Colorless Tsukuru Tazaki and his Years of Pilgrimage: A novel - Haruki Murakami, Philip Gabriel

tl;dr - | ✭✭✭✩✩ | This was my first Murakami book, and it was ok. Just a slow moving human story, which I listened to as an audio book. I absolutely love the cover, but I'm not sure that this story will be memorable months down the line. 


Description - Tsukuru Tazaki has forever felt colorless, especially compared to his four close friends from high school who all had colorful names and personalities to match. But unfortunately, he hasn't seen or heard from those friends in 16 years. When Tsukuru's girlfriend suggest he reconnect to see where things went wrong, and thus begin a healing cycle for himself, Tsukuru goes back to visit his old friends to find out why he was cut out of the group. Through his personal journey, he also reflects upon another friend from college whom he lost touch with. It is the story of healing, friendship, and self-acceptance. 

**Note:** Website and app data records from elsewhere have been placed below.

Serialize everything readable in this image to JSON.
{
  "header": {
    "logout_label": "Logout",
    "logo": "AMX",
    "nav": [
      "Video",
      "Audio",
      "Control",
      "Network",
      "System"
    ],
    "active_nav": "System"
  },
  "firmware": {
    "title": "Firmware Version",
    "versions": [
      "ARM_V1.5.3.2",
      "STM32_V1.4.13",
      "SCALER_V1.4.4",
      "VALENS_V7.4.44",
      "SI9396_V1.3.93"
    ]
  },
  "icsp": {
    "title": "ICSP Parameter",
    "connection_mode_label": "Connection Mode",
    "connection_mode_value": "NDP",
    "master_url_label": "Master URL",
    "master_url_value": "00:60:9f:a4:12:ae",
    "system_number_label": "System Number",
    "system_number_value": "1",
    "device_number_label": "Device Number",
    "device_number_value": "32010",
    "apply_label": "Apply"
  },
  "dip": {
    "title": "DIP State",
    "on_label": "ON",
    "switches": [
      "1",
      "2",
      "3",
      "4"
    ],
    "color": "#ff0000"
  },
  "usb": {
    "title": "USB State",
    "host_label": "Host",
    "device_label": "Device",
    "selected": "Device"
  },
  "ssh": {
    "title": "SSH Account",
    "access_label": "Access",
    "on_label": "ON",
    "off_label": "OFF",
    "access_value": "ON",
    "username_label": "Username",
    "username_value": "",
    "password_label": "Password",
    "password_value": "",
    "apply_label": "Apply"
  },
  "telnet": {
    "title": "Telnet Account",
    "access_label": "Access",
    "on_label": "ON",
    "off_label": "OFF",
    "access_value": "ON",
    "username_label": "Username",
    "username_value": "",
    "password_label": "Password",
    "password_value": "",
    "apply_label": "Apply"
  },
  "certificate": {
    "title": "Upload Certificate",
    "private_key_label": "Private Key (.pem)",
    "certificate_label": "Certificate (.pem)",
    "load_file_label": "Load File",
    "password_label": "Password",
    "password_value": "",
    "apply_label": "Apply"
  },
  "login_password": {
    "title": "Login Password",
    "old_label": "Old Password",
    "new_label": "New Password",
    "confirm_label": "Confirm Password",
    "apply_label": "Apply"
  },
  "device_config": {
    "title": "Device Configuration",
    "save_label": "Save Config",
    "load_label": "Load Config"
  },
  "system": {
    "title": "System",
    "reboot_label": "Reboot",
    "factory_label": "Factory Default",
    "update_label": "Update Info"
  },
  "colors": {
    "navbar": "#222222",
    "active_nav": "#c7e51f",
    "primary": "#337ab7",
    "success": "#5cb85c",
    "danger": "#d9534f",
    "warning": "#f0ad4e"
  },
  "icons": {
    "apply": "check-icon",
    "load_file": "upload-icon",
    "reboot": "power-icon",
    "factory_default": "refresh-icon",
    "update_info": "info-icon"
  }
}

So, when I was at work and saw this book with a seriously awesome cover, I didn't know Harui Murakami was an author who had been around for quite a while, and an author that some people absolutely adore. I mean, I can't get over how much I love this cover. I was (and still am) seriously considering buying the book just because the cover was so awesome. And at that point, I hadn't read any of his stories, let alone that one. I know, I have a serious problem when it comes to buying books. 

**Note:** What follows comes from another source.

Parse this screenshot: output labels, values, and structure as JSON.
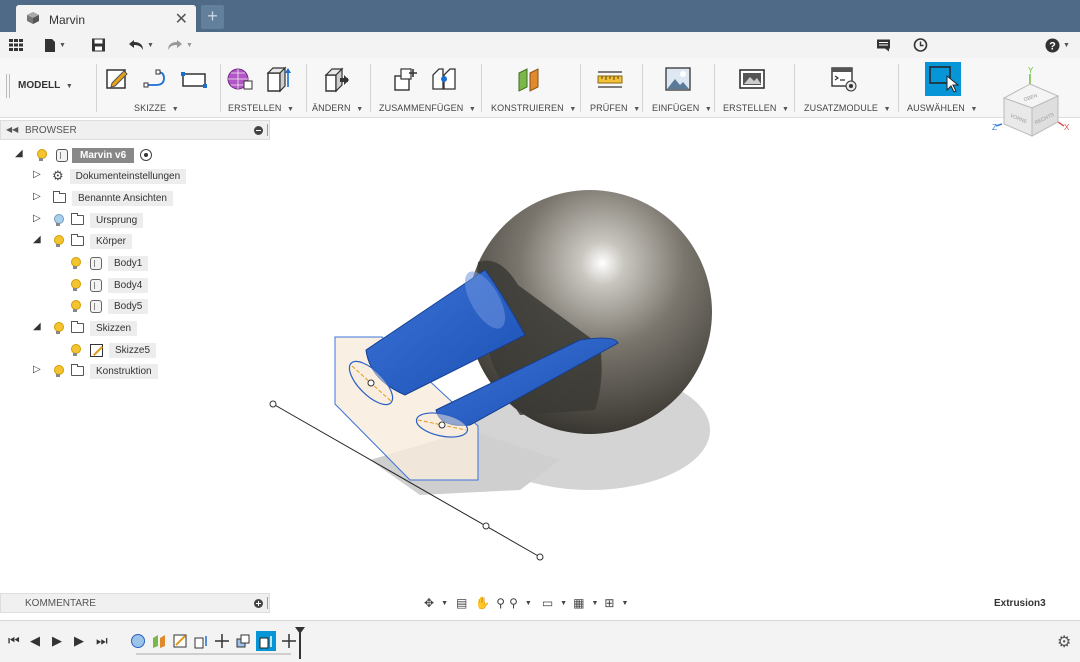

Anyways. I listened to this audio book, and the reader had a very gentle hum of a voice. Its a voice that could definitely lull you into a relaxed state, if not to sleep. I thought he did pretty well narrating the story. Though, I will say that most of the audiobooks I've listened to have been either classics or YA, so all the sudden hearing about erect penises while I'm shelving at work totally threw me off. Anyways. 



But yeah. So, I'm not sure if I like the way Murakami writes about women. And I'm not sure if its a cultural thing, or if I just haven't read enough fiction written by men lately, or if I've just had SO many books with female protagonists that I've become unfamiliar with the way a male protagonist perceives women. But there were little things that bothered me. That also could be something that stuck out more when hearing the book, rather than had I actually read it myself. 

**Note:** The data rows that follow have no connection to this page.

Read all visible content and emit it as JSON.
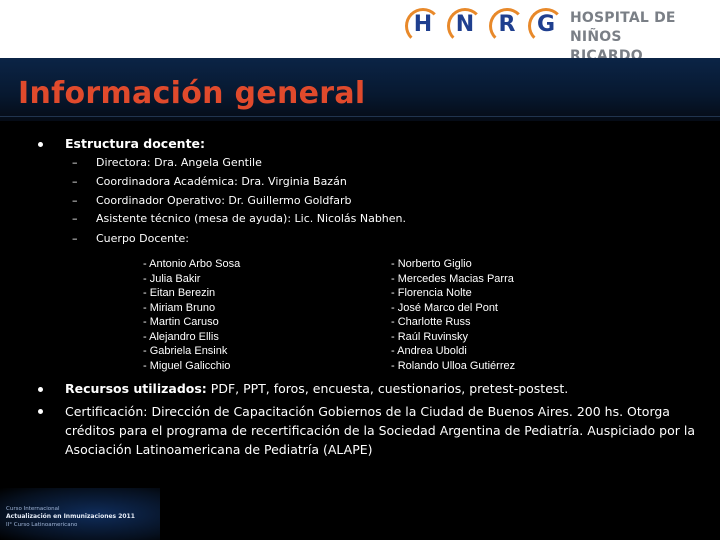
{
  "header": {
    "logo_letters": [
      "H",
      "N",
      "R",
      "G"
    ],
    "hospital_line1": "HOSPITAL DE NIÑOS",
    "hospital_line2": "RICARDO GUTIÉRREZ"
  },
  "title": "Información general",
  "estructura": {
    "label": "Estructura docente:",
    "items": [
      "Directora: Dra. Angela Gentile",
      "Coordinadora Académica: Dra. Virginia Bazán",
      "Coordinador Operativo: Dr. Guillermo Goldfarb",
      "Asistente técnico (mesa de ayuda): Lic. Nicolás Nabhen.",
      "Cuerpo Docente:"
    ],
    "docentes_col1": [
      "- Antonio Arbo Sosa",
      "- Julia Bakir",
      "- Eitan Berezin",
      "- Miriam Bruno",
      "- Martin Caruso",
      "- Alejandro Ellis",
      "- Gabriela Ensink",
      "- Miguel Galicchio"
    ],
    "docentes_col2": [
      "- Norberto Giglio",
      "- Mercedes Macias Parra",
      "- Florencia Nolte",
      "- José Marco del Pont",
      "- Charlotte Russ",
      "- Raúl Ruvinsky",
      "- Andrea Uboldi",
      "- Rolando Ulloa Gutiérrez"
    ]
  },
  "recursos": {
    "label": "Recursos utilizados:",
    "value": " PDF, PPT, foros, encuesta, cuestionarios, pretest-postest."
  },
  "certificacion": "Certificación: Dirección de Capacitación Gobiernos de la Ciudad de Buenos Aires. 200 hs. Otorga créditos para el programa de recertificación de la Sociedad Argentina de Pediatría. Auspiciado por la Asociación Latinoamericana de Pediatría (ALAPE)",
  "footer_logo": {
    "line1": "Curso Internacional",
    "line2": "Actualización en Inmunizaciones 2011",
    "line3": "II° Curso Latinoamericano"
  },
  "colors": {
    "title": "#e04a2c",
    "logo_blue": "#1f3f8f",
    "logo_orange": "#e8892a"
  }
}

Anyways. This story was just a human story. There wasn't really anything flashy, not really anything supernatural except for a story about death and dying told by one of Tsukuru's college friends, and if you're really into those kinds of stories then you'll enjoy this book. It was kind of slow, didn't really have any suspense, but the curiosity of why Tsukuru's friends cut him out of their group of friends definitely keeps you reading to the end. It was good, but I doubt it will stay in my memory long term.